Every entry that follows should be output exactly, and every image in it left out.
______________________________
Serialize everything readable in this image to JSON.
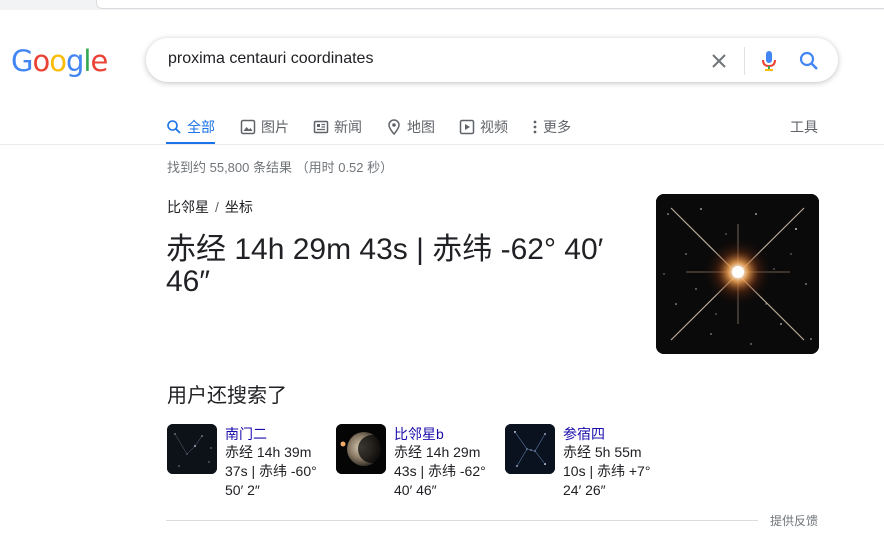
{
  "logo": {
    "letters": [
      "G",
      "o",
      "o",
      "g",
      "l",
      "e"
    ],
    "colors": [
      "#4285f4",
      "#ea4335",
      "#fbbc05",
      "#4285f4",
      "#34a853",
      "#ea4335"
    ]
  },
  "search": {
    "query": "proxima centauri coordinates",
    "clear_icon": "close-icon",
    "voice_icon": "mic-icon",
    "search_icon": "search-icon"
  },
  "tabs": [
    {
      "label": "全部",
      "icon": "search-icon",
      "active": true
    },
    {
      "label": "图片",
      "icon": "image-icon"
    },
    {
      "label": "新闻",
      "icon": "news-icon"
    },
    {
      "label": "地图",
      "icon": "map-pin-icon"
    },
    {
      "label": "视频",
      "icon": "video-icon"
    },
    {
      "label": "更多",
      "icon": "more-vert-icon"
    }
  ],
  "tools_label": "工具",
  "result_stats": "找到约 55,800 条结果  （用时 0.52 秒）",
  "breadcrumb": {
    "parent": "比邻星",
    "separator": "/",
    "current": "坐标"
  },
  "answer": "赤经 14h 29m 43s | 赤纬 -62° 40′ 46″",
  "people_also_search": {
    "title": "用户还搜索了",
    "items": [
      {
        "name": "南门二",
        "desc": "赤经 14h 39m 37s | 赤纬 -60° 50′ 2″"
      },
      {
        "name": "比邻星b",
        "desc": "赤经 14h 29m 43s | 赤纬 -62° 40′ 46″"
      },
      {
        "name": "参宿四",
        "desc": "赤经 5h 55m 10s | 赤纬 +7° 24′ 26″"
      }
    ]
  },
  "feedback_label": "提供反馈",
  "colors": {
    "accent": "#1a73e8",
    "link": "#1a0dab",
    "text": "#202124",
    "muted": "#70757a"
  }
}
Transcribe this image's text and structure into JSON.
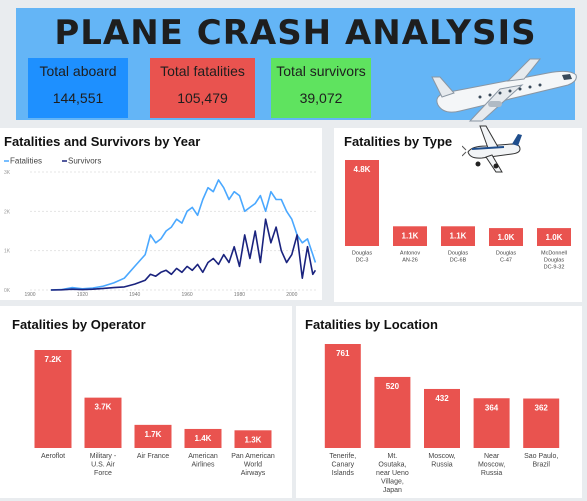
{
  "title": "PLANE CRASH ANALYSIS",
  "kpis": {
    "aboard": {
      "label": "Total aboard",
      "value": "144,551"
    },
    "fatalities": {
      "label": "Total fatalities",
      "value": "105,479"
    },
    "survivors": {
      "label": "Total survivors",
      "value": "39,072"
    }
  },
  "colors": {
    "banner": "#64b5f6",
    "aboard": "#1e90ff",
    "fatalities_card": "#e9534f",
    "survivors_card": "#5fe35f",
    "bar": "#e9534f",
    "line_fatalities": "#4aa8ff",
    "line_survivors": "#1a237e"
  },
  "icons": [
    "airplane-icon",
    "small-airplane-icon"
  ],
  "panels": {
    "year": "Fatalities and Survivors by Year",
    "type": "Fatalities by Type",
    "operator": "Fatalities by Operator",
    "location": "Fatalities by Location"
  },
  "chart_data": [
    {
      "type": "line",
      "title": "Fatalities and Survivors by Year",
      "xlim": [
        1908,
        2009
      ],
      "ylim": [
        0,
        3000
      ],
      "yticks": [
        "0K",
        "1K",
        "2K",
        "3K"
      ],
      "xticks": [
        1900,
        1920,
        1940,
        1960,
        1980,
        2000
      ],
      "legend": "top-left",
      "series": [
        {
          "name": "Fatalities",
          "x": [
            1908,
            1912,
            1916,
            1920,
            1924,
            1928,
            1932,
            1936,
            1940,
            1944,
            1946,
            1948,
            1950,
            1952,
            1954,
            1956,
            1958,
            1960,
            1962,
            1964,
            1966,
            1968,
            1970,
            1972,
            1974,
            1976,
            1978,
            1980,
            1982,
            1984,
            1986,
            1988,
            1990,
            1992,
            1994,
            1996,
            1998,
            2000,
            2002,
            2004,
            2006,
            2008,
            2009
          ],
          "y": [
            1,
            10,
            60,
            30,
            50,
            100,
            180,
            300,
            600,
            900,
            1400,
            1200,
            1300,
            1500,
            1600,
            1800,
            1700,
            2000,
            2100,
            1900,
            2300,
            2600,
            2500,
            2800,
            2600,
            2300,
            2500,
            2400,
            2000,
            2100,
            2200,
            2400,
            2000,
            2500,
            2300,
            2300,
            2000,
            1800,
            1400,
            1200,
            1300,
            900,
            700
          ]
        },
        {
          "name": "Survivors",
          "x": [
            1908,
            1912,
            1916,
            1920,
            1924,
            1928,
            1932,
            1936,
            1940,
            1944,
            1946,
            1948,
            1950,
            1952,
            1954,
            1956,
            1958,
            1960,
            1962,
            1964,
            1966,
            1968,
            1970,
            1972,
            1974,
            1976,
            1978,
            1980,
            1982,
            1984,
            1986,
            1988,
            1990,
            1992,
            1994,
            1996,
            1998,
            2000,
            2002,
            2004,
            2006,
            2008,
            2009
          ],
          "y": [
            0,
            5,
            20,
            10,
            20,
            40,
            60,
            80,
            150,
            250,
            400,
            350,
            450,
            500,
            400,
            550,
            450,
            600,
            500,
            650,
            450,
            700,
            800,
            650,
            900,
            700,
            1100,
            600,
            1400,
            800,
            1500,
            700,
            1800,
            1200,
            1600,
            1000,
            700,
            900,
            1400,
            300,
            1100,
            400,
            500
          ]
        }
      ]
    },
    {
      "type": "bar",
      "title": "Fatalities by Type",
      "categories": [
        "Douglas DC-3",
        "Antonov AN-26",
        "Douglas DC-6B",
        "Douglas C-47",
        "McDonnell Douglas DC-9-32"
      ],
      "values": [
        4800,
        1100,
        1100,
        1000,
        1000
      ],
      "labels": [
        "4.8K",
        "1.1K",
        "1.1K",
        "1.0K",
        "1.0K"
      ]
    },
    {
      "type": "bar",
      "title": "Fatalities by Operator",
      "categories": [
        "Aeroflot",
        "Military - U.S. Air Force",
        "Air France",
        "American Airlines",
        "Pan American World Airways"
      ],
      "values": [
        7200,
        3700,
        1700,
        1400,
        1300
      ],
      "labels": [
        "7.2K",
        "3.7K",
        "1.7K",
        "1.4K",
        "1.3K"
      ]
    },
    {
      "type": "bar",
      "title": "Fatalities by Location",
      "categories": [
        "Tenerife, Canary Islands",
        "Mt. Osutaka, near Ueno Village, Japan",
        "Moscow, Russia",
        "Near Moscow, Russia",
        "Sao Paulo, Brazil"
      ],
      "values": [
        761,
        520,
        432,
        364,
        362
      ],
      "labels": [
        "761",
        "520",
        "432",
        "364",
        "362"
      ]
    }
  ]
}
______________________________
Problem solution
Serialize everything readable in this image to JSON.
{
  "logo": {
    "letters": [
      "G",
      "o",
      "o",
      "g",
      "l",
      "e"
    ],
    "colors": [
      "#4285f4",
      "#ea4335",
      "#fbbc05",
      "#4285f4",
      "#34a853",
      "#ea4335"
    ]
  },
  "search": {
    "query": "proxima centauri coordinates",
    "clear_icon": "close-icon",
    "voice_icon": "mic-icon",
    "search_icon": "search-icon"
  },
  "tabs": [
    {
      "label": "全部",
      "icon": "search-icon",
      "active": true
    },
    {
      "label": "图片",
      "icon": "image-icon"
    },
    {
      "label": "新闻",
      "icon": "news-icon"
    },
    {
      "label": "地图",
      "icon": "map-pin-icon"
    },
    {
      "label": "视频",
      "icon": "video-icon"
    },
    {
      "label": "更多",
      "icon": "more-vert-icon"
    }
  ],
  "tools_label": "工具",
  "result_stats": "找到约 55,800 条结果  （用时 0.52 秒）",
  "breadcrumb": {
    "parent": "比邻星",
    "separator": "/",
    "current": "坐标"
  },
  "answer": "赤经 14h 29m 43s | 赤纬 -62° 40′ 46″",
  "people_also_search": {
    "title": "用户还搜索了",
    "items": [
      {
        "name": "南门二",
        "desc": "赤经 14h 39m 37s | 赤纬 -60° 50′ 2″"
      },
      {
        "name": "比邻星b",
        "desc": "赤经 14h 29m 43s | 赤纬 -62° 40′ 46″"
      },
      {
        "name": "参宿四",
        "desc": "赤经 5h 55m 10s | 赤纬 +7° 24′ 26″"
      }
    ]
  },
  "feedback_label": "提供反馈",
  "colors": {
    "accent": "#1a73e8",
    "link": "#1a0dab",
    "text": "#202124",
    "muted": "#70757a"
  }
}
Transcribe this image's text and structure into JSON.
{
  "title": "PLANE CRASH ANALYSIS",
  "kpis": {
    "aboard": {
      "label": "Total aboard",
      "value": "144,551"
    },
    "fatalities": {
      "label": "Total fatalities",
      "value": "105,479"
    },
    "survivors": {
      "label": "Total survivors",
      "value": "39,072"
    }
  },
  "colors": {
    "banner": "#64b5f6",
    "aboard": "#1e90ff",
    "fatalities_card": "#e9534f",
    "survivors_card": "#5fe35f",
    "bar": "#e9534f",
    "line_fatalities": "#4aa8ff",
    "line_survivors": "#1a237e"
  },
  "icons": [
    "airplane-icon",
    "small-airplane-icon"
  ],
  "panels": {
    "year": "Fatalities and Survivors by Year",
    "type": "Fatalities by Type",
    "operator": "Fatalities by Operator",
    "location": "Fatalities by Location"
  },
  "chart_data": [
    {
      "type": "line",
      "title": "Fatalities and Survivors by Year",
      "xlim": [
        1908,
        2009
      ],
      "ylim": [
        0,
        3000
      ],
      "yticks": [
        "0K",
        "1K",
        "2K",
        "3K"
      ],
      "xticks": [
        1900,
        1920,
        1940,
        1960,
        1980,
        2000
      ],
      "legend": "top-left",
      "series": [
        {
          "name": "Fatalities",
          "x": [
            1908,
            1912,
            1916,
            1920,
            1924,
            1928,
            1932,
            1936,
            1940,
            1944,
            1946,
            1948,
            1950,
            1952,
            1954,
            1956,
            1958,
            1960,
            1962,
            1964,
            1966,
            1968,
            1970,
            1972,
            1974,
            1976,
            1978,
            1980,
            1982,
            1984,
            1986,
            1988,
            1990,
            1992,
            1994,
            1996,
            1998,
            2000,
            2002,
            2004,
            2006,
            2008,
            2009
          ],
          "y": [
            1,
            10,
            60,
            30,
            50,
            100,
            180,
            300,
            600,
            900,
            1400,
            1200,
            1300,
            1500,
            1600,
            1800,
            1700,
            2000,
            2100,
            1900,
            2300,
            2600,
            2500,
            2800,
            2600,
            2300,
            2500,
            2400,
            2000,
            2100,
            2200,
            2400,
            2000,
            2500,
            2300,
            2300,
            2000,
            1800,
            1400,
            1200,
            1300,
            900,
            700
          ]
        },
        {
          "name": "Survivors",
          "x": [
            1908,
            1912,
            1916,
            1920,
            1924,
            1928,
            1932,
            1936,
            1940,
            1944,
            1946,
            1948,
            1950,
            1952,
            1954,
            1956,
            1958,
            1960,
            1962,
            1964,
            1966,
            1968,
            1970,
            1972,
            1974,
            1976,
            1978,
            1980,
            1982,
            1984,
            1986,
            1988,
            1990,
            1992,
            1994,
            1996,
            1998,
            2000,
            2002,
            2004,
            2006,
            2008,
            2009
          ],
          "y": [
            0,
            5,
            20,
            10,
            20,
            40,
            60,
            80,
            150,
            250,
            400,
            350,
            450,
            500,
            400,
            550,
            450,
            600,
            500,
            650,
            450,
            700,
            800,
            650,
            900,
            700,
            1100,
            600,
            1400,
            800,
            1500,
            700,
            1800,
            1200,
            1600,
            1000,
            700,
            900,
            1400,
            300,
            1100,
            400,
            500
          ]
        }
      ]
    },
    {
      "type": "bar",
      "title": "Fatalities by Type",
      "categories": [
        "Douglas DC-3",
        "Antonov AN-26",
        "Douglas DC-6B",
        "Douglas C-47",
        "McDonnell Douglas DC-9-32"
      ],
      "values": [
        4800,
        1100,
        1100,
        1000,
        1000
      ],
      "labels": [
        "4.8K",
        "1.1K",
        "1.1K",
        "1.0K",
        "1.0K"
      ]
    },
    {
      "type": "bar",
      "title": "Fatalities by Operator",
      "categories": [
        "Aeroflot",
        "Military - U.S. Air Force",
        "Air France",
        "American Airlines",
        "Pan American World Airways"
      ],
      "values": [
        7200,
        3700,
        1700,
        1400,
        1300
      ],
      "labels": [
        "7.2K",
        "3.7K",
        "1.7K",
        "1.4K",
        "1.3K"
      ]
    },
    {
      "type": "bar",
      "title": "Fatalities by Location",
      "categories": [
        "Tenerife, Canary Islands",
        "Mt. Osutaka, near Ueno Village, Japan",
        "Moscow, Russia",
        "Near Moscow, Russia",
        "Sao Paulo, Brazil"
      ],
      "values": [
        761,
        520,
        432,
        364,
        362
      ],
      "labels": [
        "761",
        "520",
        "432",
        "364",
        "362"
      ]
    }
  ]
}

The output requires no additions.